--- Listed records ---

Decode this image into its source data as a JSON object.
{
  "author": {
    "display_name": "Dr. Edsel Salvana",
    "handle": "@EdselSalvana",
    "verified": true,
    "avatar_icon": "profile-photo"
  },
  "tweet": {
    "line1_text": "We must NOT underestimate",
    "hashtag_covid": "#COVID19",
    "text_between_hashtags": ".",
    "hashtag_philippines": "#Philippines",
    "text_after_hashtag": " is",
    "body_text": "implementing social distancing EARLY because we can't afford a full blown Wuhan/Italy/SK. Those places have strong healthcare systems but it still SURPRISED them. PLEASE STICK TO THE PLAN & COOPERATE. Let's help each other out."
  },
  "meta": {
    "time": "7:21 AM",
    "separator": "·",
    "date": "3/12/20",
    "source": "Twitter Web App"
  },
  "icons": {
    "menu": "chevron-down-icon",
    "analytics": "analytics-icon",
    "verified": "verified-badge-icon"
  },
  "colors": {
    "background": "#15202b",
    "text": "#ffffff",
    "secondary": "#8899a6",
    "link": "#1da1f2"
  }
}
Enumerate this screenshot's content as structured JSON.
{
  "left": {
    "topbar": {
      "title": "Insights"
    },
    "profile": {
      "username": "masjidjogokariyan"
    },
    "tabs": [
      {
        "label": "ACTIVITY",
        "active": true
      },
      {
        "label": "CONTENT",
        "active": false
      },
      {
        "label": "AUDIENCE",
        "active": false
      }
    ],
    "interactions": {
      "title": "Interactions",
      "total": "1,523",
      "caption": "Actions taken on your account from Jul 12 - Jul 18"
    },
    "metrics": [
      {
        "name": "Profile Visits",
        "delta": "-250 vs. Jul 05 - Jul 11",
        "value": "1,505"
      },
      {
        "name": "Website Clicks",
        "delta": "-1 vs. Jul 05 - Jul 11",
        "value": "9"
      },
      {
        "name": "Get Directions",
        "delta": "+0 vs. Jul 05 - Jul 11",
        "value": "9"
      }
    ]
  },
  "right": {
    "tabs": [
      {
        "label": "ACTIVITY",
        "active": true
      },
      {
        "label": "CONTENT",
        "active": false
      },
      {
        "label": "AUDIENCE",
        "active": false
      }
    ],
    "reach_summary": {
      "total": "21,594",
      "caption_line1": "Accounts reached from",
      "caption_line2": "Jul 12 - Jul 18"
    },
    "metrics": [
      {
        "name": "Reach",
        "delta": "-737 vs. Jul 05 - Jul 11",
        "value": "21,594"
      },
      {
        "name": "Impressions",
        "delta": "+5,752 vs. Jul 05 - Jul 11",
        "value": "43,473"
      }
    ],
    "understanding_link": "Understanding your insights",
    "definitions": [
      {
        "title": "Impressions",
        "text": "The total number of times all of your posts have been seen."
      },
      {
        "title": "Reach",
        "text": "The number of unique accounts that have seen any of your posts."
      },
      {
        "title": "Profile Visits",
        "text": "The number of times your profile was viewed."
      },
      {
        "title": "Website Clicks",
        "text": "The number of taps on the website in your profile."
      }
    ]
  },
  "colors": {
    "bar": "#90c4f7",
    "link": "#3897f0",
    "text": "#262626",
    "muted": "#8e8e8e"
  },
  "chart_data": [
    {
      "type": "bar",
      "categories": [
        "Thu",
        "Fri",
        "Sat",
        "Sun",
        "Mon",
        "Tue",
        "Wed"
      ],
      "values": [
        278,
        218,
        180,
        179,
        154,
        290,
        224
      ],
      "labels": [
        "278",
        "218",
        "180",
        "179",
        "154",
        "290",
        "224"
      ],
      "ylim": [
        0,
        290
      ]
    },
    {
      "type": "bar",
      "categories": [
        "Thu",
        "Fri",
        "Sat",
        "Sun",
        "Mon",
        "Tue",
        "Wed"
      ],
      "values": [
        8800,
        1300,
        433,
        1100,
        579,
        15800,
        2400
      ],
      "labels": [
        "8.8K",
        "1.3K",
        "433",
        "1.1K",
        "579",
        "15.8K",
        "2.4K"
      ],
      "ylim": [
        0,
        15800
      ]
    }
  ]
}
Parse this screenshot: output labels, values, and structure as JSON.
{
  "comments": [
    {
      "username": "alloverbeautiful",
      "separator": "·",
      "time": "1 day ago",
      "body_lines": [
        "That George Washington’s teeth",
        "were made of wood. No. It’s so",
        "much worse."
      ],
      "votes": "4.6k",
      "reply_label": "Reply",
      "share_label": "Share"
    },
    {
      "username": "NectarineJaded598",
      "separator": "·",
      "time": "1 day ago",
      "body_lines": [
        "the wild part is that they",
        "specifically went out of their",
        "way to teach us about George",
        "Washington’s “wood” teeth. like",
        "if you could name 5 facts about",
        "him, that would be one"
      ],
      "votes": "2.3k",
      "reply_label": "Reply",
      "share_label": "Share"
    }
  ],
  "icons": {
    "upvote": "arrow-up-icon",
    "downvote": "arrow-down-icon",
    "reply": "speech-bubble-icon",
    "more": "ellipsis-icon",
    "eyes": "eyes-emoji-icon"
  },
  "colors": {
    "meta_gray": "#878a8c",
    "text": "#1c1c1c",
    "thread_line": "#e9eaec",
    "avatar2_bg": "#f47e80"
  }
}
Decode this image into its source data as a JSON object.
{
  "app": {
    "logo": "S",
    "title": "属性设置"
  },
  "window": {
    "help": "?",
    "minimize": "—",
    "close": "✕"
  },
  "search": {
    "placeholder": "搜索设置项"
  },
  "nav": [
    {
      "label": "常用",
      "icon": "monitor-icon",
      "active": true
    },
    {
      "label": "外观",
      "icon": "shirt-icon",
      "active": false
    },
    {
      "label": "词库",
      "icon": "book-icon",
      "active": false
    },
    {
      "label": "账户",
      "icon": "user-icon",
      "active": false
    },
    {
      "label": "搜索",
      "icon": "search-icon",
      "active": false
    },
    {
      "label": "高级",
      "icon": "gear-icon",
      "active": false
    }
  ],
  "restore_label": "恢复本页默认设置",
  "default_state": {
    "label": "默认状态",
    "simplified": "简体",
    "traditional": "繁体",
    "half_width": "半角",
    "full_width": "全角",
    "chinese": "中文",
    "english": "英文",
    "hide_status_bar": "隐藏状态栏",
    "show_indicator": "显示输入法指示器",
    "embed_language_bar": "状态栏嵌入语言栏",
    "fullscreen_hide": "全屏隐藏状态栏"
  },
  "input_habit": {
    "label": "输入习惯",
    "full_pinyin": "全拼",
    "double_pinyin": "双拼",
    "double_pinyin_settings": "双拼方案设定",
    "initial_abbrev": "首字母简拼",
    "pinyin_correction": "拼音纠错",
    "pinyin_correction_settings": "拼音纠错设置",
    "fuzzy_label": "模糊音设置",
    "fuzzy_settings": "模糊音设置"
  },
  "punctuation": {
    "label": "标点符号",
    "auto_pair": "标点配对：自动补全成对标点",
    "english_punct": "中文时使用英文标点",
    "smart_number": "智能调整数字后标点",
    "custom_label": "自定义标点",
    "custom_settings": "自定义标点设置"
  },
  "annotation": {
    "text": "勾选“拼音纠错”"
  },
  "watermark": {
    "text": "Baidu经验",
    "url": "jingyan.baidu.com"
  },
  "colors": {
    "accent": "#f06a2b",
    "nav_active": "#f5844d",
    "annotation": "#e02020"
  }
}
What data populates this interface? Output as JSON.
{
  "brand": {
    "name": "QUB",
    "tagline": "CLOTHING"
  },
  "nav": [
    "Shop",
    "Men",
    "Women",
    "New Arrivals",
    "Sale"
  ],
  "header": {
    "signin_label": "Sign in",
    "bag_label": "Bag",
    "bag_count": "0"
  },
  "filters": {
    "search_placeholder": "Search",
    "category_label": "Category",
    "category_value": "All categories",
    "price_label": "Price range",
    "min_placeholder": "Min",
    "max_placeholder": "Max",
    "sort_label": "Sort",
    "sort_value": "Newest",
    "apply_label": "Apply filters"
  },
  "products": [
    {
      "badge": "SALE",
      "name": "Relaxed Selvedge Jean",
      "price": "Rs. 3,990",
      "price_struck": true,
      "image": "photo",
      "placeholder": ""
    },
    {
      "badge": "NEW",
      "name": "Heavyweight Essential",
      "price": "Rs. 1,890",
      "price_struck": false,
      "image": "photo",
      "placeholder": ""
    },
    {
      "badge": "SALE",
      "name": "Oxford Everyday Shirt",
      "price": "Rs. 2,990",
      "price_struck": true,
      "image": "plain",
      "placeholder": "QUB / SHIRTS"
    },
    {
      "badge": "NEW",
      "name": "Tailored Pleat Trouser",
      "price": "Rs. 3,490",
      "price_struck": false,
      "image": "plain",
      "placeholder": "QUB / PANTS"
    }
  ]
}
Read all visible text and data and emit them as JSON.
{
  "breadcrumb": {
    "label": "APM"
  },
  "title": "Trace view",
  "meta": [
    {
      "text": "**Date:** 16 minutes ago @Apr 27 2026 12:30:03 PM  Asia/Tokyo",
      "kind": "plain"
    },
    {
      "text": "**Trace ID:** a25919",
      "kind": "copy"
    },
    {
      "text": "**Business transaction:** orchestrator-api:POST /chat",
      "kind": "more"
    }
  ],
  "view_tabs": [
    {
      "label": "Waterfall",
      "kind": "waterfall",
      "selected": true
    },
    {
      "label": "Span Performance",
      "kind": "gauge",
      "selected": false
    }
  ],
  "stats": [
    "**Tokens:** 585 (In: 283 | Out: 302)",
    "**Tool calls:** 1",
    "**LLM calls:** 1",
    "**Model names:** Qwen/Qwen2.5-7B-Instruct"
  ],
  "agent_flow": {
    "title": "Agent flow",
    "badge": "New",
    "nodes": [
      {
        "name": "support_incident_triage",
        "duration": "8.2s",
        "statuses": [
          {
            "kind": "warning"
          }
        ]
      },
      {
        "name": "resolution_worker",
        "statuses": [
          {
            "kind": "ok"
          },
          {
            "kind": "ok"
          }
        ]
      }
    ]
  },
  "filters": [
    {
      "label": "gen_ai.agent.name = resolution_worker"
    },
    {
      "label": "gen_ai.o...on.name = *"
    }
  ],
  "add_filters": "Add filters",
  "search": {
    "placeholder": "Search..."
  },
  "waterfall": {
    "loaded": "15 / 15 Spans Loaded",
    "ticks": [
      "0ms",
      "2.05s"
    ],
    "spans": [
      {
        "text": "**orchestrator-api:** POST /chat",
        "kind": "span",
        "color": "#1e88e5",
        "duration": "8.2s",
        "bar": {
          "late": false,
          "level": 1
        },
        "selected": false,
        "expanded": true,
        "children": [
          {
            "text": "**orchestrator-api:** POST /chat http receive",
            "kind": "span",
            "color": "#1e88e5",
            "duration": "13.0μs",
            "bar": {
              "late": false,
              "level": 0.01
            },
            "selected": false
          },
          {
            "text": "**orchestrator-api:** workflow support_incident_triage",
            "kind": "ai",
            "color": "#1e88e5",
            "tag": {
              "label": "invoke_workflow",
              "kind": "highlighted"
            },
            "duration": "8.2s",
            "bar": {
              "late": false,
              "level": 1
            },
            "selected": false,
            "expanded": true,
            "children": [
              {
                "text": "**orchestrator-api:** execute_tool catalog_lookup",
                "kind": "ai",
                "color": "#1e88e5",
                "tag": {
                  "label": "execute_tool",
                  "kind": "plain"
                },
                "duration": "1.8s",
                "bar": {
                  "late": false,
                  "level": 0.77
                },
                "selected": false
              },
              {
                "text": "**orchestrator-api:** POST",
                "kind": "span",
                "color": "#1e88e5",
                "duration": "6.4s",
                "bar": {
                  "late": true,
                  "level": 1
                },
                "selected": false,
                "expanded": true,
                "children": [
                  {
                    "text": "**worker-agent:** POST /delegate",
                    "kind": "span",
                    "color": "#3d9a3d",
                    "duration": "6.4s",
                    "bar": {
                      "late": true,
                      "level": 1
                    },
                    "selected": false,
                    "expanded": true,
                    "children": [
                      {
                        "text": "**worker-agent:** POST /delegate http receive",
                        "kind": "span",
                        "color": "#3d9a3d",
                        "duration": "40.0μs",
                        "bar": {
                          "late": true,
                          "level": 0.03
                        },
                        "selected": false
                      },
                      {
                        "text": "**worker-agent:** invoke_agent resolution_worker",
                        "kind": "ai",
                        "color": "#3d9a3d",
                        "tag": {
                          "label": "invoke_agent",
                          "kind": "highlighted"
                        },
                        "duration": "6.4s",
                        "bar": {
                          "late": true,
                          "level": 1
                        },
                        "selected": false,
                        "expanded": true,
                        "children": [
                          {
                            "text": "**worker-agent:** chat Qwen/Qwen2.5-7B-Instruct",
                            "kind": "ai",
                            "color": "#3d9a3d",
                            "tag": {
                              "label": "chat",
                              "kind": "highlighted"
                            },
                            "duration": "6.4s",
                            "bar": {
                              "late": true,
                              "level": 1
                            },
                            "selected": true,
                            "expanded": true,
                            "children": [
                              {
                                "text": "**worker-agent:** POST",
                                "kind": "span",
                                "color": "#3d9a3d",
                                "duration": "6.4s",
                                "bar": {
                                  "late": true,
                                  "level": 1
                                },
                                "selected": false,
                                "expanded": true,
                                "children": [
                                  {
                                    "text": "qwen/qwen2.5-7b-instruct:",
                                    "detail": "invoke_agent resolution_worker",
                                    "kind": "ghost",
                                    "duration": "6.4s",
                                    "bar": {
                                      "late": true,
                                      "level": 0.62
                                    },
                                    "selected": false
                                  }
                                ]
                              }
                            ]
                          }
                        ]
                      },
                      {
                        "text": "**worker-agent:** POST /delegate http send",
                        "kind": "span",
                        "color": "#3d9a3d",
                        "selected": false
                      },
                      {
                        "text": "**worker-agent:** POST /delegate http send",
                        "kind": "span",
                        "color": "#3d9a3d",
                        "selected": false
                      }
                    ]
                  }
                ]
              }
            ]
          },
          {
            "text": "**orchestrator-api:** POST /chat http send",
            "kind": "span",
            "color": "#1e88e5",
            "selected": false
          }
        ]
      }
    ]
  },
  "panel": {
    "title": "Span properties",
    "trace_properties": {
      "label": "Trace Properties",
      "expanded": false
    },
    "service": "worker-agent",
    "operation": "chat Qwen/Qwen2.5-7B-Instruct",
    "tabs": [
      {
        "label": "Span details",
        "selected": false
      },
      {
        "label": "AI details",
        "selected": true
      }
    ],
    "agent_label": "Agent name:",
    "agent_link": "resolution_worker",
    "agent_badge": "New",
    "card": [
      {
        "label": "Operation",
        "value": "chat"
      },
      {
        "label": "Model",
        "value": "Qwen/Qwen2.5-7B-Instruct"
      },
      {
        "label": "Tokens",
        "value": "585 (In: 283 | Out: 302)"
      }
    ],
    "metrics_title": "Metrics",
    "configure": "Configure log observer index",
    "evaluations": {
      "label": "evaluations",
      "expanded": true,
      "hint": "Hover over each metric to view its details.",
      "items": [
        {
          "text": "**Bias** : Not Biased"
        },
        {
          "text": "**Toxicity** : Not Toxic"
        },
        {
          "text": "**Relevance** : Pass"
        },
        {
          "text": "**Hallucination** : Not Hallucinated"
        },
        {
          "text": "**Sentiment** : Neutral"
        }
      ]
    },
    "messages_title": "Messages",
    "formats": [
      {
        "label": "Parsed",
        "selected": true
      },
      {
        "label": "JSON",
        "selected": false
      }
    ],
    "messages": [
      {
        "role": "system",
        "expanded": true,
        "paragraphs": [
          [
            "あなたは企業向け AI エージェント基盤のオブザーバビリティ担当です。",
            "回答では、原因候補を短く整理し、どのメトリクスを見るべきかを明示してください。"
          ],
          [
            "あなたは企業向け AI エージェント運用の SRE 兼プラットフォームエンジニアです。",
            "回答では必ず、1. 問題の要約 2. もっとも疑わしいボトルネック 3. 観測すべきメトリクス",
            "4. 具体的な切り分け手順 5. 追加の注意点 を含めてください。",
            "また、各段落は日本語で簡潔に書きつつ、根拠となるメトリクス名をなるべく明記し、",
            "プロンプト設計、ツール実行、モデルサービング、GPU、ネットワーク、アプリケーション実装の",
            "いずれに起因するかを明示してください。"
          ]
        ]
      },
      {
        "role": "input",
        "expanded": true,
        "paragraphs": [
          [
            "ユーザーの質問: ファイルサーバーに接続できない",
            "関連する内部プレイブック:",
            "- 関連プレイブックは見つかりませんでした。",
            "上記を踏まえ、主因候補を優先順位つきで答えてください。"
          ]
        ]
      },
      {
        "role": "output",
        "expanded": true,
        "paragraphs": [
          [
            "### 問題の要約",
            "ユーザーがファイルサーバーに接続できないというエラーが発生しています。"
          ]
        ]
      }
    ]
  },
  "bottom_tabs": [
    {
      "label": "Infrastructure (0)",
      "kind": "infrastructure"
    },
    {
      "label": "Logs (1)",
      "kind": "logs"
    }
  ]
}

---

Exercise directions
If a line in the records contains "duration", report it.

Answer to the exercise
        "duration": "8.2s",
        "duration": "8.2s",
            "duration": "13.0μs",
            "duration": "8.2s",
                "duration": "1.8s",
                "duration": "6.4s",
                    "duration": "6.4s",
                        "duration": "40.0μs",
                        "duration": "6.4s",
                            "duration": "6.4s",
                                "duration": "6.4s",
                                    "duration": "6.4s",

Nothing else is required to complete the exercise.